## Problem to work on
Looking through the data, please report how many lines contain the string "replies", giving nothing but the number.

Exercise material section start

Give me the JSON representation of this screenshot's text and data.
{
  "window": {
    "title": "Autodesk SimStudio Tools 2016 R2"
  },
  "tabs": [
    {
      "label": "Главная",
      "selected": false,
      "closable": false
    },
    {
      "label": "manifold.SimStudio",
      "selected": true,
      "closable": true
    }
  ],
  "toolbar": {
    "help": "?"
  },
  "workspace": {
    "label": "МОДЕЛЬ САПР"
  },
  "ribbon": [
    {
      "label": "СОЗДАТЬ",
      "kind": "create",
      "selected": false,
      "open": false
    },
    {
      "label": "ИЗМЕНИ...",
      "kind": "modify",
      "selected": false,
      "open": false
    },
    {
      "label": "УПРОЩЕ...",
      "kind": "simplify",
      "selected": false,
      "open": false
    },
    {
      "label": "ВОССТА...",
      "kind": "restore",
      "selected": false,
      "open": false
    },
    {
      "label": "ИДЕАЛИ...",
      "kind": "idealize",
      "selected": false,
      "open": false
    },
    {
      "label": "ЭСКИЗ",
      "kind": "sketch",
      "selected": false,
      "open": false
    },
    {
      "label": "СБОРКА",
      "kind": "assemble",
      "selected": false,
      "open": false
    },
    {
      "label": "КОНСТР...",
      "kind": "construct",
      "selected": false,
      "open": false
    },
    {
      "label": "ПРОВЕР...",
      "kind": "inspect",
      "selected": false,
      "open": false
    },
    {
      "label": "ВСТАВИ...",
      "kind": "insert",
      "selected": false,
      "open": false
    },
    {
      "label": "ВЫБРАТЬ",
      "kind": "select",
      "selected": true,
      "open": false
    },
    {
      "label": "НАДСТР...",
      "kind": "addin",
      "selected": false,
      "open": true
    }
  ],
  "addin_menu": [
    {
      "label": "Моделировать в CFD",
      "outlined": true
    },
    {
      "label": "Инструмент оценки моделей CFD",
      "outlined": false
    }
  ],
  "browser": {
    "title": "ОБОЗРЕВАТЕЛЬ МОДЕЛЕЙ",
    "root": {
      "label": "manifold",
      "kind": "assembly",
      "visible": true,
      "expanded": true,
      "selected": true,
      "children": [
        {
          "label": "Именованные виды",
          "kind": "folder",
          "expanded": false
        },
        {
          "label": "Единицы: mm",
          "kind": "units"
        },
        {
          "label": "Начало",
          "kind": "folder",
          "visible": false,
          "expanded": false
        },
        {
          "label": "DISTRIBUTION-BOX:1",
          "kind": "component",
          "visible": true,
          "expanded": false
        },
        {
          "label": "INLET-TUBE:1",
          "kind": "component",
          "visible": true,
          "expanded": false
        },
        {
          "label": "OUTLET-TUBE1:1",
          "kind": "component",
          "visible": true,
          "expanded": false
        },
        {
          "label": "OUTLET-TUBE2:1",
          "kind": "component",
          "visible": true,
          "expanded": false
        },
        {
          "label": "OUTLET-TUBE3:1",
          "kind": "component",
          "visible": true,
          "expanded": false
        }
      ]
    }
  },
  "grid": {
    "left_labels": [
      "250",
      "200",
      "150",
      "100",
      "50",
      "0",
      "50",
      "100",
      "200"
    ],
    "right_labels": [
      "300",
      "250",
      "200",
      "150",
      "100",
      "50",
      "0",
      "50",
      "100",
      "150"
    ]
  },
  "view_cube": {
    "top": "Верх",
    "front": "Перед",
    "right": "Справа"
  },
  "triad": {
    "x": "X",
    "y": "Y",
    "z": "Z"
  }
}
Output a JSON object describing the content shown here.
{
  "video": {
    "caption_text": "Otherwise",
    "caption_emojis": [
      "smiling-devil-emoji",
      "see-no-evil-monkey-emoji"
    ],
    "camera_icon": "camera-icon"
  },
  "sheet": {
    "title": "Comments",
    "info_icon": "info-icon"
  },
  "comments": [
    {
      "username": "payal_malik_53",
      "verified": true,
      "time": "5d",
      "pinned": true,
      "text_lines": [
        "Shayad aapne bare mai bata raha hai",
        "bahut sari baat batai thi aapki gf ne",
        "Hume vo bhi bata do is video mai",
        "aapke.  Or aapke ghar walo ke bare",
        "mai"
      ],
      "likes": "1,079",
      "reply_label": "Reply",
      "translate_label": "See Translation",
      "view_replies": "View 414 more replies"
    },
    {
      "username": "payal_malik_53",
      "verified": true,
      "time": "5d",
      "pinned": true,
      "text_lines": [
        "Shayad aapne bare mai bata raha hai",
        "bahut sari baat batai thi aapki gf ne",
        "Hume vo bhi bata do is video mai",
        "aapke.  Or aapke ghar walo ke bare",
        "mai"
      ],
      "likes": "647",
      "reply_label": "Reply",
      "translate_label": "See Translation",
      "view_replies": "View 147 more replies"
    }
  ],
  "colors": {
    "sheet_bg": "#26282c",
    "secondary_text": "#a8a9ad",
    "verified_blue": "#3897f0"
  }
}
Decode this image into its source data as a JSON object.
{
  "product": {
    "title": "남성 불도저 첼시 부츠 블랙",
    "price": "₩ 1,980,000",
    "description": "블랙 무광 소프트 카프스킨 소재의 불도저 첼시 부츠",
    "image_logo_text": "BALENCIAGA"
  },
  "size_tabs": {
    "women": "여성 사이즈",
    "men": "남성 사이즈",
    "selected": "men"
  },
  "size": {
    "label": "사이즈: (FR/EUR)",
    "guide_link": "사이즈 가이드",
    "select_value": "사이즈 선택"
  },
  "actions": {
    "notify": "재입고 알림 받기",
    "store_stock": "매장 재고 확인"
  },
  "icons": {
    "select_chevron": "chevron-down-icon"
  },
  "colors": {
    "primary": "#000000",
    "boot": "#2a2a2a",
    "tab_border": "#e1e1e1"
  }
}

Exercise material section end

## Solution
2